(Dataset excerpts)
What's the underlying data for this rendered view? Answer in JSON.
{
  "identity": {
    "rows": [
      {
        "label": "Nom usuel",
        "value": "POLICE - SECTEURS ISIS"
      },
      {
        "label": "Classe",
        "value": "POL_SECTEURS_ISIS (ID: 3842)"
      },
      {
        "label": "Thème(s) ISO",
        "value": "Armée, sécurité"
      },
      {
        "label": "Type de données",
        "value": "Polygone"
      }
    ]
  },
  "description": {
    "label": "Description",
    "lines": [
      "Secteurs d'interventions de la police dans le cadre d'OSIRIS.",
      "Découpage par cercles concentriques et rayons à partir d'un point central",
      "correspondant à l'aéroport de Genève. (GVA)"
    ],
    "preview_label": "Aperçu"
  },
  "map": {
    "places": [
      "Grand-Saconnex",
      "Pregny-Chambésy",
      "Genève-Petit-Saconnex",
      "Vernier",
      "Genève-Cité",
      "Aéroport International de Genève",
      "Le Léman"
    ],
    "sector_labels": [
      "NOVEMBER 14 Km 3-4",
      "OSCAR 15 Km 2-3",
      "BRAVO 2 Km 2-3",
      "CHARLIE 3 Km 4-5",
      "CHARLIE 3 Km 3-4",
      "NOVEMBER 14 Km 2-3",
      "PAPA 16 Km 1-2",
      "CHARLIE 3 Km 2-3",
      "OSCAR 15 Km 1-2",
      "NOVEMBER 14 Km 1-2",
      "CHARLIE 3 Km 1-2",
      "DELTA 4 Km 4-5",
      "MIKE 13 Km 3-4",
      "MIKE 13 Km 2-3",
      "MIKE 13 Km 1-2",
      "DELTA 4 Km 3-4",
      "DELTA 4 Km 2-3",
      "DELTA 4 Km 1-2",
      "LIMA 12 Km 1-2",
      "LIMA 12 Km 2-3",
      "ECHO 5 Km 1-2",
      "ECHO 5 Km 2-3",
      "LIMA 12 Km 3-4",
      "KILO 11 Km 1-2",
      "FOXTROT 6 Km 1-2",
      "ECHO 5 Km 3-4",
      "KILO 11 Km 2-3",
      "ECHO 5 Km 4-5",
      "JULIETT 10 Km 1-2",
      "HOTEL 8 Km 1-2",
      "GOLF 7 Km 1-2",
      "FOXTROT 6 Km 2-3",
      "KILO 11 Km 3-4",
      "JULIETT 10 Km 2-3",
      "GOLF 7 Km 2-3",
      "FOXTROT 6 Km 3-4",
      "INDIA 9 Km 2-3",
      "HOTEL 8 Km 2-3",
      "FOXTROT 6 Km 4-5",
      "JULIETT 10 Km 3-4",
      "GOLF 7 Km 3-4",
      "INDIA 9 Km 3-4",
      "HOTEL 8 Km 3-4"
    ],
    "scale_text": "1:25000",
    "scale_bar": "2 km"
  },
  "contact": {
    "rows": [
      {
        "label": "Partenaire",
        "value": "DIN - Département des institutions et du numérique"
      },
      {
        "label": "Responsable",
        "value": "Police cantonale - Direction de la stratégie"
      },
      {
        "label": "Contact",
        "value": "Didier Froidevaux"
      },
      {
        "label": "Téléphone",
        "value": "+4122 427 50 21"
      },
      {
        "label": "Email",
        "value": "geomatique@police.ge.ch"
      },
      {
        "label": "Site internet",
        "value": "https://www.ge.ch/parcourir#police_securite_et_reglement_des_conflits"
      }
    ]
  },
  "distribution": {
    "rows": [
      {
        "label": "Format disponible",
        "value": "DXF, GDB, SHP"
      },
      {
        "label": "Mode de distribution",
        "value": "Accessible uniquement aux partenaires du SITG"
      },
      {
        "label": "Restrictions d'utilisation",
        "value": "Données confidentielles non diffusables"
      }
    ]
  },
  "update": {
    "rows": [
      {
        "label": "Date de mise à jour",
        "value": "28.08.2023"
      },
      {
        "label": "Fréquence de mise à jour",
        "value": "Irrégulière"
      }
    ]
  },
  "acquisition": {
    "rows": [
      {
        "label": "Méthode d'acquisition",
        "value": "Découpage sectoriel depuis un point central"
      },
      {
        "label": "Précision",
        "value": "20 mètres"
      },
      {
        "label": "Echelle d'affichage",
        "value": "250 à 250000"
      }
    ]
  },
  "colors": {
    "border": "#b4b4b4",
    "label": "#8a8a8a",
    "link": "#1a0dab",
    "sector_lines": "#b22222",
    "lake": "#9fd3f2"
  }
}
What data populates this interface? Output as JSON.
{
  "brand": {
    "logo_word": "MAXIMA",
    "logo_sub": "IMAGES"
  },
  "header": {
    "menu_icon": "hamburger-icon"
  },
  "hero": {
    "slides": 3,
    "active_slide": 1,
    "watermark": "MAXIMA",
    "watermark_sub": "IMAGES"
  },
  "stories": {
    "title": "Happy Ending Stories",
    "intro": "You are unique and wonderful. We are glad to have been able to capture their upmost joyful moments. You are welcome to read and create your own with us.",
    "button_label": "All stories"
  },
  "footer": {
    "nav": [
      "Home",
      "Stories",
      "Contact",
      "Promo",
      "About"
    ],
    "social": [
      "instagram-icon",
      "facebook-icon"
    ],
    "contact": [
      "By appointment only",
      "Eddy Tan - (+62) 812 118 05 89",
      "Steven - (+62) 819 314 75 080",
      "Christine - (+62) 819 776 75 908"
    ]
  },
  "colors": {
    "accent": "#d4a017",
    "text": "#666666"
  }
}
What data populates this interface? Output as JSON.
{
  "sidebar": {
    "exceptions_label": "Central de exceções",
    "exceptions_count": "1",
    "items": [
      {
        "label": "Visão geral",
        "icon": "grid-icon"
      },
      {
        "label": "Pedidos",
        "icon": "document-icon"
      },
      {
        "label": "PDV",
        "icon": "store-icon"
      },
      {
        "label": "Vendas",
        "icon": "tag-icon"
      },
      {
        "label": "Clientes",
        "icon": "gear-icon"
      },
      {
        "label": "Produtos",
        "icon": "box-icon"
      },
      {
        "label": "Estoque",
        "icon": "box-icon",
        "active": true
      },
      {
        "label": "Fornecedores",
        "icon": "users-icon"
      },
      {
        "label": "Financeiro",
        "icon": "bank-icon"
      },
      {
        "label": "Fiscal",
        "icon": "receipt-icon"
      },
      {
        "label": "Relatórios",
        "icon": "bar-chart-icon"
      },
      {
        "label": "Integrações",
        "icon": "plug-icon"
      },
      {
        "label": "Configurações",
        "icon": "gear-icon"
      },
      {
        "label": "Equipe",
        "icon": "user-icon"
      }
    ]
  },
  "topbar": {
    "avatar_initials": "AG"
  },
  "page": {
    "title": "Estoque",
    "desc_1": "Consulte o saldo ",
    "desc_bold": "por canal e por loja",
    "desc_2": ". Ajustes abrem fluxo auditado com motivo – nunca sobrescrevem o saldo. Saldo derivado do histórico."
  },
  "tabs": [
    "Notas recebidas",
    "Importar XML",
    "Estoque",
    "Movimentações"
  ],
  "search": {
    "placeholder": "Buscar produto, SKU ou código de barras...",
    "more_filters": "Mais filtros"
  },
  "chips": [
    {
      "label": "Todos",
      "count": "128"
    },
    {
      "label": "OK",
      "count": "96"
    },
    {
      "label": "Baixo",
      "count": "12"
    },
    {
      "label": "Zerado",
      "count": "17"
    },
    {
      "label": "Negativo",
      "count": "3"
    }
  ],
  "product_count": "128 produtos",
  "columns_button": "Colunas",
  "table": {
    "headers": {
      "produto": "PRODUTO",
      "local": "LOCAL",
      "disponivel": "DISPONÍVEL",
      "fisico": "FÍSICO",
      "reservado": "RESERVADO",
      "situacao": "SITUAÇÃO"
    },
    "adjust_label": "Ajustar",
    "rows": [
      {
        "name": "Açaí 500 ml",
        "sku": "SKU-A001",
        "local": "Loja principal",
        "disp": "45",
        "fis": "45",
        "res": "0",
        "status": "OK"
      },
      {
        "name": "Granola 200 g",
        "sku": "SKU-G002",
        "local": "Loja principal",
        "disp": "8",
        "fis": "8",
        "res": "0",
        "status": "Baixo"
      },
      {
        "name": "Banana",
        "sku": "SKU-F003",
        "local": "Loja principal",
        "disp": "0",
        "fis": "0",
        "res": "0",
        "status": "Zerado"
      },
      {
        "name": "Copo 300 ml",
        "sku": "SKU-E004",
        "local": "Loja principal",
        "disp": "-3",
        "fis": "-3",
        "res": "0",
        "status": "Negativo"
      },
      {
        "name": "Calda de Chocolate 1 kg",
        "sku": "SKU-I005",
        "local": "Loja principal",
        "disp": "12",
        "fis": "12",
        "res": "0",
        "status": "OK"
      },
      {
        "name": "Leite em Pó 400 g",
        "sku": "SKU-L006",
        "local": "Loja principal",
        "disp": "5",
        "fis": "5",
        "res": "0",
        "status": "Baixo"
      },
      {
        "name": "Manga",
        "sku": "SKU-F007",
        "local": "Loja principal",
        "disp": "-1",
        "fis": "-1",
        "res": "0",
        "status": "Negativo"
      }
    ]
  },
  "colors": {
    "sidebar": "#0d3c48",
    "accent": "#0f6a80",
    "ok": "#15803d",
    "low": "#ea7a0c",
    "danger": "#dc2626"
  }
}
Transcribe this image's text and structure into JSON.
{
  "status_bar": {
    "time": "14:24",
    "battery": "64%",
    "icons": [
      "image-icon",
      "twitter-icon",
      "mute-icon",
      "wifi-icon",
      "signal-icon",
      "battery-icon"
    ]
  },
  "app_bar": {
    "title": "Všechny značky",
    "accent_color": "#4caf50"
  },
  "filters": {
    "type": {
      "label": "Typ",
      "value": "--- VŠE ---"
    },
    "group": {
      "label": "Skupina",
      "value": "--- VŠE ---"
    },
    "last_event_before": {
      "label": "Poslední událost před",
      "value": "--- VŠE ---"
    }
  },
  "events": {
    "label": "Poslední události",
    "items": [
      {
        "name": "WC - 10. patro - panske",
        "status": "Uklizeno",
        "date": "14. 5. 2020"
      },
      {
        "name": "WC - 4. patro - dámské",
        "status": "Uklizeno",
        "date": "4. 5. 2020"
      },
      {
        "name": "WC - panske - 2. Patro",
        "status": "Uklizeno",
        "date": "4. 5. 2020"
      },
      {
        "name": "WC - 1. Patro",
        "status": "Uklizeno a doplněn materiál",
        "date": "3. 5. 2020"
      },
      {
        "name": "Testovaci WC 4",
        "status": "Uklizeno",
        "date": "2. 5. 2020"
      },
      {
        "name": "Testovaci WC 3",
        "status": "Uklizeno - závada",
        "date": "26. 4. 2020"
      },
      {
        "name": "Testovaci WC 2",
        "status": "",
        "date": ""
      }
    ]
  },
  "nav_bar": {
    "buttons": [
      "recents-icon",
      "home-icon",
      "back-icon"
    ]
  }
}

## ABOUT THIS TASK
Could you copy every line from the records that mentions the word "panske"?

## THE ANSWER
        "name": "WC - 10. patro - panske",
        "name": "WC - panske - 2. Patro",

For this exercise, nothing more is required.